Records for this exercise →
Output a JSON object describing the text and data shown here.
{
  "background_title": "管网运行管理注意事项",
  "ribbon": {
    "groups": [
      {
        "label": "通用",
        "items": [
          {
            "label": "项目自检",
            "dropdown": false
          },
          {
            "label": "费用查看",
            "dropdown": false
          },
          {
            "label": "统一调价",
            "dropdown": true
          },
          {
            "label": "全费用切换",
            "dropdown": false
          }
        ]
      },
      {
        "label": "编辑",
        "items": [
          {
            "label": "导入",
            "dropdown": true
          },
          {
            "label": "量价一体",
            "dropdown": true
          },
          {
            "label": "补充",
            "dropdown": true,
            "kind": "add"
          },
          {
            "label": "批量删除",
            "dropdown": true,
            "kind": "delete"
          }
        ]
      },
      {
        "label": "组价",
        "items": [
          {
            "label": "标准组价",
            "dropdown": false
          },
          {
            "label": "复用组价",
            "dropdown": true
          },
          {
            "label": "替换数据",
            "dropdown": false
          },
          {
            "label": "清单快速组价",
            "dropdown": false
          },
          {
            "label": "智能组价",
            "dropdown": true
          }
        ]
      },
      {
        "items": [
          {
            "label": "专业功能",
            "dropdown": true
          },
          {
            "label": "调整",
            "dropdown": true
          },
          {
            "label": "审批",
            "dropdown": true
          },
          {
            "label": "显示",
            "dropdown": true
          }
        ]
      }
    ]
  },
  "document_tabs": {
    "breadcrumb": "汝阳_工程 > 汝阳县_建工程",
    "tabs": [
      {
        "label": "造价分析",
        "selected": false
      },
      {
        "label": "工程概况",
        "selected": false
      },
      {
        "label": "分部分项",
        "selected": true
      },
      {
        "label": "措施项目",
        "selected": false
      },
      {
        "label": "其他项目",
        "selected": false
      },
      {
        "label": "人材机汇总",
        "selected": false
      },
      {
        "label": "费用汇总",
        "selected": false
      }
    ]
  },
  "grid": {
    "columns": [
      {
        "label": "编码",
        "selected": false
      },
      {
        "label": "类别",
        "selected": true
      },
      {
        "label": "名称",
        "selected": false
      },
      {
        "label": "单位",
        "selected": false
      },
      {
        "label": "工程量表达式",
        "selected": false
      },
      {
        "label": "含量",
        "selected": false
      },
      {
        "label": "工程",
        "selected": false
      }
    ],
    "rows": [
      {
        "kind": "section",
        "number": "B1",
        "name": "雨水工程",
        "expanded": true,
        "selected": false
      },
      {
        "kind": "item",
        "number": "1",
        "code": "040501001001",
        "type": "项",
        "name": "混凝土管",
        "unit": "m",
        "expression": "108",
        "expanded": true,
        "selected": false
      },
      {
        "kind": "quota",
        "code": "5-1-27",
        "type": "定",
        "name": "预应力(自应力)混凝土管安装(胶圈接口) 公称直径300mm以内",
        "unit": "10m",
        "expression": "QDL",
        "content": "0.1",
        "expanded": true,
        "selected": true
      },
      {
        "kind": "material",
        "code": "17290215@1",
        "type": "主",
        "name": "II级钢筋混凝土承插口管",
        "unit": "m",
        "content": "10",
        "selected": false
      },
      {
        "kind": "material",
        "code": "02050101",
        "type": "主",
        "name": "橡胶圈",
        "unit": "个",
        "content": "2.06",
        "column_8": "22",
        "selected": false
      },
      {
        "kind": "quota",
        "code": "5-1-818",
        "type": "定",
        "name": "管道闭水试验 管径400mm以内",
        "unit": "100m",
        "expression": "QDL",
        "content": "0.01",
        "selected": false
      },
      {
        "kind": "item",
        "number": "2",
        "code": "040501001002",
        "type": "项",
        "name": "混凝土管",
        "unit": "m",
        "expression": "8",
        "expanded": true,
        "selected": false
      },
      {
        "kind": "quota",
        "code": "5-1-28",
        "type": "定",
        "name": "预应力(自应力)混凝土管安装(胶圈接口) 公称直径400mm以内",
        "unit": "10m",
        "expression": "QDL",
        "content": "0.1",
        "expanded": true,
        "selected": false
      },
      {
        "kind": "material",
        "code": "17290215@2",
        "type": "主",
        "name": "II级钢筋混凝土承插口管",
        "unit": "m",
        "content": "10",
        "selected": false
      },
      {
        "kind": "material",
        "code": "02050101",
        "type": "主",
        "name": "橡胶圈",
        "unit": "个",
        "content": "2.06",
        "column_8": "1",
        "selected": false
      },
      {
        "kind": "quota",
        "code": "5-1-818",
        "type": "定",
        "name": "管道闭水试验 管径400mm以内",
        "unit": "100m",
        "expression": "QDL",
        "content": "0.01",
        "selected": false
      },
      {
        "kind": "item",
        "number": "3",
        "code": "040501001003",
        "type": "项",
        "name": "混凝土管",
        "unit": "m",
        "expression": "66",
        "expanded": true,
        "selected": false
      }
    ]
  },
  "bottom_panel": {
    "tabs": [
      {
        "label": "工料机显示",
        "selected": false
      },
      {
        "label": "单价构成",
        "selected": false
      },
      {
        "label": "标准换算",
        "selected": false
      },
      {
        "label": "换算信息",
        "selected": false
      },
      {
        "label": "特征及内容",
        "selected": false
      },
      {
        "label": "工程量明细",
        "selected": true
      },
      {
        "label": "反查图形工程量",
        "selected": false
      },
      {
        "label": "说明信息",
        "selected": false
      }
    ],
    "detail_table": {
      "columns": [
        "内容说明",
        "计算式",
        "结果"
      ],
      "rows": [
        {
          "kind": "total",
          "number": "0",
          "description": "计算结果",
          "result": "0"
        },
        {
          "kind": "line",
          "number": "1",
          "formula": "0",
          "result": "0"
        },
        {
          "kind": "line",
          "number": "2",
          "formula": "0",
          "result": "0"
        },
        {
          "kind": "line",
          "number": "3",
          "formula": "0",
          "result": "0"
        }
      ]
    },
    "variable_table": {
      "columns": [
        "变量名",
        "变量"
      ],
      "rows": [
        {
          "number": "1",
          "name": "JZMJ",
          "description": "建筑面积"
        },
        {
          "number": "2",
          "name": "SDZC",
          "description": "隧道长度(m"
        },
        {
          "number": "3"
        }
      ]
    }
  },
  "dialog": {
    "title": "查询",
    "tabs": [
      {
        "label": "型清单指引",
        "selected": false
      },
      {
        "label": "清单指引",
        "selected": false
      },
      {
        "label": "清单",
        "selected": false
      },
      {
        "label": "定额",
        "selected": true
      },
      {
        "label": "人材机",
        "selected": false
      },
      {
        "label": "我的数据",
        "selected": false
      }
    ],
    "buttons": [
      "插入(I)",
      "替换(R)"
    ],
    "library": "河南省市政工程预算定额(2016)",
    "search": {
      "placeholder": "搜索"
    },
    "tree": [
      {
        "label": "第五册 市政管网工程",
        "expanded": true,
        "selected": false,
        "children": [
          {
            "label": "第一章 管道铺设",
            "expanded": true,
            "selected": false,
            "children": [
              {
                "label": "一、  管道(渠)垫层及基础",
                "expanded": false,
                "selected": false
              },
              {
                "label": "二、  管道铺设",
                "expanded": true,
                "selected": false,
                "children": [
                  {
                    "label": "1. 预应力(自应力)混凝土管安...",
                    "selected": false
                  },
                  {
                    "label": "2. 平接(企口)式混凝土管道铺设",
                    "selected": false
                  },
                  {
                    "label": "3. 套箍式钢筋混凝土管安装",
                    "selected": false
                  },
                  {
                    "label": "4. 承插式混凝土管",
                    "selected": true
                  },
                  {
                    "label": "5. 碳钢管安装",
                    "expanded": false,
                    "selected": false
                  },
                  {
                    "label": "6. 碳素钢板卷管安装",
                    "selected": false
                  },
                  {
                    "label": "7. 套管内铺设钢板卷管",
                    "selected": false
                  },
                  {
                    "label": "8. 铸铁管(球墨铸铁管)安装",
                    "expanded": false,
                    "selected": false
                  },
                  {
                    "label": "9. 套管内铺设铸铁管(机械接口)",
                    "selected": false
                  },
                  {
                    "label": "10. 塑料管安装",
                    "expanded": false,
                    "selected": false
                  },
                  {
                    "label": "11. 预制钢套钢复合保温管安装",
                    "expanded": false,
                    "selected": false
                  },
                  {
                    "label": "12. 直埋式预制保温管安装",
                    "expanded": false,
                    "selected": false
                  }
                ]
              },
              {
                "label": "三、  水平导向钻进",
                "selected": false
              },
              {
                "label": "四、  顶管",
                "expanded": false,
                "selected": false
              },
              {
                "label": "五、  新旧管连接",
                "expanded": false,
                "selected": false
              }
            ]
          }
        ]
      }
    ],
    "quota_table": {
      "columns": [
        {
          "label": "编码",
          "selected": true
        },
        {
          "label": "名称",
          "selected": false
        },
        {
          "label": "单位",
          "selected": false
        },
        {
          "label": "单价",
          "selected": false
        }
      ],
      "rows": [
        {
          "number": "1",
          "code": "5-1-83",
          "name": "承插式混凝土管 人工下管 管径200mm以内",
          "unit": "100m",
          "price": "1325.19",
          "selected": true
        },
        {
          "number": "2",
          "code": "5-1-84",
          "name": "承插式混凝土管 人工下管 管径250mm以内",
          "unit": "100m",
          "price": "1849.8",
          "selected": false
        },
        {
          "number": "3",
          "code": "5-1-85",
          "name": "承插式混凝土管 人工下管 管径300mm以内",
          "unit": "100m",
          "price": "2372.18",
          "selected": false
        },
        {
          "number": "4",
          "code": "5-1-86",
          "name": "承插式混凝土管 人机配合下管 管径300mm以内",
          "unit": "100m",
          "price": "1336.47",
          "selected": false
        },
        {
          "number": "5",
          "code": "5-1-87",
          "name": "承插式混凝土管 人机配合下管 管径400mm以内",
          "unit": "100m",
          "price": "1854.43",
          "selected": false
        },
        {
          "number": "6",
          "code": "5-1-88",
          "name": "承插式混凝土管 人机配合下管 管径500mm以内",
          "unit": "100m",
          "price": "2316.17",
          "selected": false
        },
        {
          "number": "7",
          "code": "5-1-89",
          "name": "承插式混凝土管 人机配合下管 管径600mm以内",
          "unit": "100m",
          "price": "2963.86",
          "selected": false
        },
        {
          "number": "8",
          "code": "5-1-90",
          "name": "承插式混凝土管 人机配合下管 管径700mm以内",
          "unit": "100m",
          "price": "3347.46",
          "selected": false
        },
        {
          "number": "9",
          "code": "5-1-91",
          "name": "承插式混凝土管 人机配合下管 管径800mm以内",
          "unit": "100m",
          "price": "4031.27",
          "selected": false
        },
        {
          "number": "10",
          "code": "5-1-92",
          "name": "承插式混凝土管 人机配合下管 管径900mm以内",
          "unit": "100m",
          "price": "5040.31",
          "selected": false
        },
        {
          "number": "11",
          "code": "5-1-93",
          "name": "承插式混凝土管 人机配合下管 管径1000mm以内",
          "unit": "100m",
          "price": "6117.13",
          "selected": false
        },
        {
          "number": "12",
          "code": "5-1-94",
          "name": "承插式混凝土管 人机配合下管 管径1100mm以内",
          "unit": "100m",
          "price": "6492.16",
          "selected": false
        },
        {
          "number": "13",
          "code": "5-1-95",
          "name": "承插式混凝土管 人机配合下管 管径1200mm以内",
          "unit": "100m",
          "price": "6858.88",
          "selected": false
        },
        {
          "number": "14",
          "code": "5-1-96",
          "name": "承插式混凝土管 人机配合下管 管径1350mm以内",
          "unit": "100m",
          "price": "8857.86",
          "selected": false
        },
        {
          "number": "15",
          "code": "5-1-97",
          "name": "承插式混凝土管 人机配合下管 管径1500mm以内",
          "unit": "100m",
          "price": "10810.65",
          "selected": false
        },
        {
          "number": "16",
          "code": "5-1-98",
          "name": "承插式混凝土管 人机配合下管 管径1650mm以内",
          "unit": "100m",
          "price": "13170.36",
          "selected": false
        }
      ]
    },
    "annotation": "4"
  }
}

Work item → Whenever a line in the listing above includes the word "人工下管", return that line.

Task solution →
          "name": "承插式混凝土管 人工下管 管径200mm以内",
          "name": "承插式混凝土管 人工下管 管径250mm以内",
          "name": "承插式混凝土管 人工下管 管径300mm以内",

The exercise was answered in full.